==== RECORDS FOR THE EXERCISE ====
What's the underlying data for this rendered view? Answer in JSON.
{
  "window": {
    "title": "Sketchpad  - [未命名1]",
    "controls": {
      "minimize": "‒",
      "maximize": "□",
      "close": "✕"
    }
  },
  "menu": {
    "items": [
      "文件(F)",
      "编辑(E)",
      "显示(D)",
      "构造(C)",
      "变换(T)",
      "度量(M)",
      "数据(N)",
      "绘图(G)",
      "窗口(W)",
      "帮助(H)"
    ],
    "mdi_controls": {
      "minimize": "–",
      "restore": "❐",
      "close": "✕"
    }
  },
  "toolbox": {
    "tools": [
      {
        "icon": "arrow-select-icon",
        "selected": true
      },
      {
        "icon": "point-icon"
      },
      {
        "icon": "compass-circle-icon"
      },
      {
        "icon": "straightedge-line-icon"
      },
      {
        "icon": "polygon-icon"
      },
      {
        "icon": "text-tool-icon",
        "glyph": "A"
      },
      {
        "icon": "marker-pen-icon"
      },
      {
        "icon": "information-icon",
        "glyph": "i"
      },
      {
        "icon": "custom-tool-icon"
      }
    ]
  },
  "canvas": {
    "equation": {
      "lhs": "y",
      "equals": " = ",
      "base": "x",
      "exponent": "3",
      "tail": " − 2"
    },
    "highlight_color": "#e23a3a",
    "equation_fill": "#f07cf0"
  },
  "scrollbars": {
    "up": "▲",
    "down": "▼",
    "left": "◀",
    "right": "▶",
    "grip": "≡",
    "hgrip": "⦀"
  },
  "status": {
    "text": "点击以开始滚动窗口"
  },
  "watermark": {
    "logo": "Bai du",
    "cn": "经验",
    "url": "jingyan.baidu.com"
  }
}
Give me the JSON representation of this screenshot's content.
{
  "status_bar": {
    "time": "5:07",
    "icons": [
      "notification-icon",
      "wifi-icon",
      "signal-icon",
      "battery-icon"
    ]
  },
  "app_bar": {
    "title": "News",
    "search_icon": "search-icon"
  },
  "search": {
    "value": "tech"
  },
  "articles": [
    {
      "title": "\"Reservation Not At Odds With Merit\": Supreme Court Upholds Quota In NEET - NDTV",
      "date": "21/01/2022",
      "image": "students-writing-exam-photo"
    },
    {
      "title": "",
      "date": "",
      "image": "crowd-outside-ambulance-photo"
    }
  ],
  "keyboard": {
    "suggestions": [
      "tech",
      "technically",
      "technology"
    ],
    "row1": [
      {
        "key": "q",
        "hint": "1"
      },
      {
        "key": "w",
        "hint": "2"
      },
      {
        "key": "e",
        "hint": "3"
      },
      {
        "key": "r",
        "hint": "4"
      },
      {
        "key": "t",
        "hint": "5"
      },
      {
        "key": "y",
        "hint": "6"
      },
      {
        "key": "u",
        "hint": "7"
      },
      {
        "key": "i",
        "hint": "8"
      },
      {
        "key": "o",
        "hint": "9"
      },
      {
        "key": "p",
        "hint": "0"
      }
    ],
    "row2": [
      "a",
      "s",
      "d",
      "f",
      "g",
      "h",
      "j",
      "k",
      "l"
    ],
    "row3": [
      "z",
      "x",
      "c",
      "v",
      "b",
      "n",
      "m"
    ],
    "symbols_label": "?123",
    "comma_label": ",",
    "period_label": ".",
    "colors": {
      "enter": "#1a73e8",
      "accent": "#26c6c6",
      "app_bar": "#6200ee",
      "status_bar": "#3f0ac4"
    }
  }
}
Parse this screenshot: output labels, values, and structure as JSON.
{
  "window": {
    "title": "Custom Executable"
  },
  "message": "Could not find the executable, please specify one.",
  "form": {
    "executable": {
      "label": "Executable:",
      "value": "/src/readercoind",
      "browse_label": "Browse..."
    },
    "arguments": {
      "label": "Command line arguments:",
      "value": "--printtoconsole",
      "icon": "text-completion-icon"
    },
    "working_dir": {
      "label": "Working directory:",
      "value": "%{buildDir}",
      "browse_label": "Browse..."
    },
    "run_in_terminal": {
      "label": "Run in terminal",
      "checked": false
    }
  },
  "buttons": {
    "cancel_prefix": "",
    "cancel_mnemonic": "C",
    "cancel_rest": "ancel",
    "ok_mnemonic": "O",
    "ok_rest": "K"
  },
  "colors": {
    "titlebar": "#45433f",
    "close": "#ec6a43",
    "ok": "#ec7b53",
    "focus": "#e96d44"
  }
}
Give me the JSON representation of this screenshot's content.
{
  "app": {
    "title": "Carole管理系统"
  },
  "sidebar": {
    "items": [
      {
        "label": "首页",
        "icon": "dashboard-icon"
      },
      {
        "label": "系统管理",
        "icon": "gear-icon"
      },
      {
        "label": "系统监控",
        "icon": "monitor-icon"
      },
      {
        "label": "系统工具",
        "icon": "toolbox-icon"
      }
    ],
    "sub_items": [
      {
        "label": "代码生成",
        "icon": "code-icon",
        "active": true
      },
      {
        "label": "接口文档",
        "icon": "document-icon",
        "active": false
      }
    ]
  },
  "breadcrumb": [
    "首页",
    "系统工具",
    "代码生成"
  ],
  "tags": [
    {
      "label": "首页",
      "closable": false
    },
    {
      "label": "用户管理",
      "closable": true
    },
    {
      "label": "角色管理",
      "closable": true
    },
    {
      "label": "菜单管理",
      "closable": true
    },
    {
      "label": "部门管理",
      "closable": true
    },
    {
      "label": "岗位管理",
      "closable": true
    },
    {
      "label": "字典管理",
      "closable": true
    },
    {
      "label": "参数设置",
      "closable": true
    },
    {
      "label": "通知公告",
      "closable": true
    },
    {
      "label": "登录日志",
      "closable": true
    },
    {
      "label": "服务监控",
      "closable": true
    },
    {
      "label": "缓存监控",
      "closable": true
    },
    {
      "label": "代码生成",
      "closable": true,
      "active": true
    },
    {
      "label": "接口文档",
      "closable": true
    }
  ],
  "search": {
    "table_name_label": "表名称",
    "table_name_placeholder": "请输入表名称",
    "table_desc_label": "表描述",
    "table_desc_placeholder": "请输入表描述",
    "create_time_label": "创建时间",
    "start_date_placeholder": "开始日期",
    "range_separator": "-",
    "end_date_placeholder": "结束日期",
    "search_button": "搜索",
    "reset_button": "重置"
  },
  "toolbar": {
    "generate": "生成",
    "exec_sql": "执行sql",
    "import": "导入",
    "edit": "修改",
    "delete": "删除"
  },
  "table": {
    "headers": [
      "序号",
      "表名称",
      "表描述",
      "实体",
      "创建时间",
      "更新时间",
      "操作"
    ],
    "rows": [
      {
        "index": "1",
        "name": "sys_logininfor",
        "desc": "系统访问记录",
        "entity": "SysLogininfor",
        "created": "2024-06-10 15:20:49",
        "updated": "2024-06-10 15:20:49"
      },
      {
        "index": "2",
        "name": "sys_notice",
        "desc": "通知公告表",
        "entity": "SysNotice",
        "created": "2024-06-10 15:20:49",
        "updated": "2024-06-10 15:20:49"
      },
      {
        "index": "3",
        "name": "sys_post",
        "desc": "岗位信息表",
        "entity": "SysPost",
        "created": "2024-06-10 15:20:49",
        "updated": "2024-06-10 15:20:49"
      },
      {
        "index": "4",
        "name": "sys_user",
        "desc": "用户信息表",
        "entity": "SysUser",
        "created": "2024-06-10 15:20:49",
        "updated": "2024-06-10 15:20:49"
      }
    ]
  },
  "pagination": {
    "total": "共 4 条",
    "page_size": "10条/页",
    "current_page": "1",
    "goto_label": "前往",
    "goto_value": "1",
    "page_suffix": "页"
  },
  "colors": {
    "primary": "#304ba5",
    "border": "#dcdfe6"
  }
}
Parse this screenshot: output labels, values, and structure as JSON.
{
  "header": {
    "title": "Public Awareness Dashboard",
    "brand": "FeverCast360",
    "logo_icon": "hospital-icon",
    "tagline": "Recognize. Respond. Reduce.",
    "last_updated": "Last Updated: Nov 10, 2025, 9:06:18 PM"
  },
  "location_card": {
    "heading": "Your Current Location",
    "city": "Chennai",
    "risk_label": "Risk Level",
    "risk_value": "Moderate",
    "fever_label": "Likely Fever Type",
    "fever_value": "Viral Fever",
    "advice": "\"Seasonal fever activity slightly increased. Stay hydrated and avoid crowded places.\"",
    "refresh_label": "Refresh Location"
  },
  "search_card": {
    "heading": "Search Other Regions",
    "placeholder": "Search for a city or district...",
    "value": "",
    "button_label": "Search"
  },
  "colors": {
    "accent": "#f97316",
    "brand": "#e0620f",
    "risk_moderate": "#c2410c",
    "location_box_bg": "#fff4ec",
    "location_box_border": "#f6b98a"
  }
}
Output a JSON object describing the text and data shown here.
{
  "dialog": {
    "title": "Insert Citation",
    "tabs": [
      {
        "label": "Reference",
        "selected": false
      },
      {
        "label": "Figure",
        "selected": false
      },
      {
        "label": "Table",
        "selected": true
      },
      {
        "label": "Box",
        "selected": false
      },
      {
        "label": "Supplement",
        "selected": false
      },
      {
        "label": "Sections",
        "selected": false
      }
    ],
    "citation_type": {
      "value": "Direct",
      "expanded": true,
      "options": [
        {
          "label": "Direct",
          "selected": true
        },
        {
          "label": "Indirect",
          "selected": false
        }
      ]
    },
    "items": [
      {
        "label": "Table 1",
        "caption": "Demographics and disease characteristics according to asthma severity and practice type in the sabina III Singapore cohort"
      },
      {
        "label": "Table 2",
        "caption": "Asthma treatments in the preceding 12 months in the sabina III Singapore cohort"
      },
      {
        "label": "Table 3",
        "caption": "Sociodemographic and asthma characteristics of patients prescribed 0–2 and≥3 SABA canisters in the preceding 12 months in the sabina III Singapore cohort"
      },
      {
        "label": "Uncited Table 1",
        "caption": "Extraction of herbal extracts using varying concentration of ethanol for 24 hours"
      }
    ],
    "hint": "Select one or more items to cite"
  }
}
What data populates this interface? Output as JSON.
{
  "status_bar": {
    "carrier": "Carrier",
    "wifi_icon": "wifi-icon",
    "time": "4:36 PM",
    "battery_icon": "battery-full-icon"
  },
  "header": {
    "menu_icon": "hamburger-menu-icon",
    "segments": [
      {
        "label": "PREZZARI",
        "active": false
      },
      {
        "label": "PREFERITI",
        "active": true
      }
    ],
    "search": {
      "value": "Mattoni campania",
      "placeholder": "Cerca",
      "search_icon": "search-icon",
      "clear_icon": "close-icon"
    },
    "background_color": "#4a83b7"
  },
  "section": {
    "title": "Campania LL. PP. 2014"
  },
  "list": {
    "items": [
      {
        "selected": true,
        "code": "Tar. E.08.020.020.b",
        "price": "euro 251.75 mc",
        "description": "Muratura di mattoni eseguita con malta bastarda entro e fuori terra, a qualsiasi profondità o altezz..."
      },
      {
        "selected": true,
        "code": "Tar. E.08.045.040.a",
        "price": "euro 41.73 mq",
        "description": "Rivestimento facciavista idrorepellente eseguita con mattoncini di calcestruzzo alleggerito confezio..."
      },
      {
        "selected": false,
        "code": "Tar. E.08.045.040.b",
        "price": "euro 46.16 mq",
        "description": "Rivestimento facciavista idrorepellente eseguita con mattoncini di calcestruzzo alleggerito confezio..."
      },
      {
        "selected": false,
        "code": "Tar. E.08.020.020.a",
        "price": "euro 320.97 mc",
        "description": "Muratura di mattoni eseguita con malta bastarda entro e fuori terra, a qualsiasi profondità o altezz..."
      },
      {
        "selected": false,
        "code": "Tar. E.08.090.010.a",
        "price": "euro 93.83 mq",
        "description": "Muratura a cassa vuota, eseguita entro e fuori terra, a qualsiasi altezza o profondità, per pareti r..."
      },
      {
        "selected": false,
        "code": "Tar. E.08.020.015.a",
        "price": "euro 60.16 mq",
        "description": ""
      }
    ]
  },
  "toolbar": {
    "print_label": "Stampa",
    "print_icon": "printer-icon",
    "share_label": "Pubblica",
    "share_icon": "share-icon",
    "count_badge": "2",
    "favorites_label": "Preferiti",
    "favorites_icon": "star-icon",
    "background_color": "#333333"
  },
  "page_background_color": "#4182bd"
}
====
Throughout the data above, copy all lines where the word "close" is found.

RESULT:
      "close": "✕"
      "close": "✕"
    "close": "#ec6a43",
      "clear_icon": "close-icon"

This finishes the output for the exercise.